They met Seavey in 2015 at the Iditarod while helping with another dog team. “Guiding has helped push me to want that dream even more of running dogs and doing the Iditarod and being a vet to help them more,” Chloe said.
The Beattys have even started a student Veterinary Club on campus, and their hobby has become part of team culture. The word “onby,” which mushers shout to their dogs as they prepare to pass another team, is used to remind the Blue Devils the importance of the team concept.
“What happens when a sled dog team has one dog that is lying down, another biting the ankles of the one in front of them and one running in the opposite direction? Is that sled dog team as efficient and successful as the other teams that choose to work together? Our team of 18 beautiful people led by Chloe and Carlie are choosing to work together in 2023,” gymnastics Coach Becky Beaulieu said.
Hooked on the sport
Beaulieu recruited the sisters from the Classic Gymnastics Club in Minnesota. They have been in gymnastics since age 3 and also played soccer while growing up. The family has four horses, and Carlie has competed in dressage competitions.
Their interest in sled dogs began in second grade when their teacher gave them the book about the sport, “Born to Pull.” Then came a sled dog ride with a musher up north in Ely, Minn., near where their family has a cabin on a lake.
“We loved the ride. We’ve been doing it ever since,” Carlie said.
Ely, near the vast Boundary Waters Canoe Area and Gunflint Trail, is a hot spot for mushing in the Upper Midwest. The sisters take their eager teams on training runs through the wilderness into Canada.

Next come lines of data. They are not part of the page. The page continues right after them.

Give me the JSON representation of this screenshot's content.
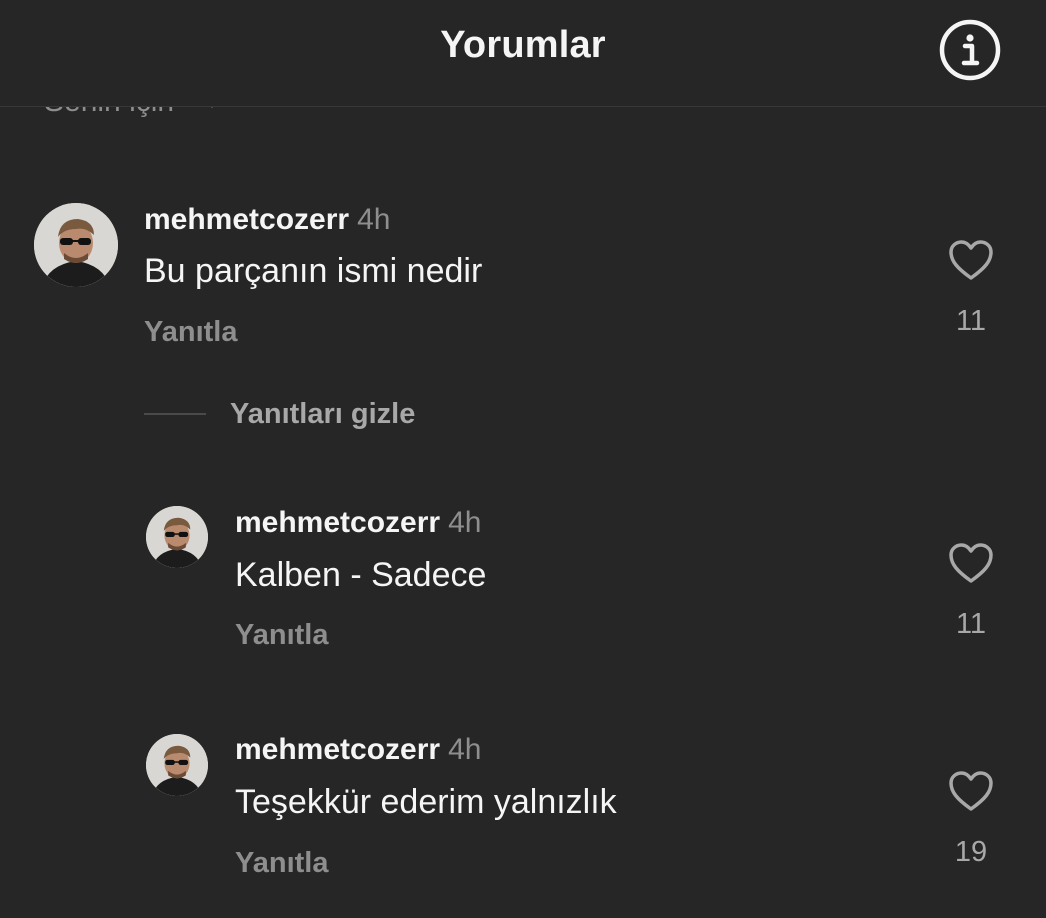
{
  "header": {
    "title": "Yorumlar",
    "info_icon": "info-circle-icon"
  },
  "sort": {
    "label": "Senin için",
    "icon": "chevron-down-icon"
  },
  "comments": [
    {
      "username": "mehmetcozerr",
      "time": "4h",
      "text": "Bu parçanın ismi nedir",
      "reply_label": "Yanıtla",
      "likes": "11",
      "like_icon": "heart-outline-icon"
    }
  ],
  "replies_toggle": {
    "label": "Yanıtları gizle"
  },
  "replies": [
    {
      "username": "mehmetcozerr",
      "time": "4h",
      "text": "Kalben - Sadece",
      "reply_label": "Yanıtla",
      "likes": "11",
      "like_icon": "heart-outline-icon"
    },
    {
      "username": "mehmetcozerr",
      "time": "4h",
      "text": "Teşekkür ederim yalnızlık",
      "reply_label": "Yanıtla",
      "likes": "19",
      "like_icon": "heart-outline-icon"
    }
  ],
  "colors": {
    "background": "#262626",
    "primary_text": "#f5f5f5",
    "secondary_text": "#8e8e8e",
    "divider": "#383838"
  }
}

This winter, Chloe has done overnight winter camping and mushing trips by herself and with her parents into the BWCA, crossing frozen lakes and following canoe portage and sled dog routes. “You can mush to places you can’t get to on foot, where other people have never been before,” Carlie said.
Their dogs are Alaskan huskies, a working dog mix of Siberian husky, pointer, chow and many other breeds. Because of their fitness and high quality diet, they can live to be 18.
“We may be gymnasts, but they’re the true athletes,” Chloe said.
The sisters have become ambassadors as well, speaking at schools and giving rides to help keep the sport alive. “It used to be a form of transportation, and a lot of people don’t know it’s still around, Being a guide, you get to educate people on these amazing dogs and athletes,” Chloe said.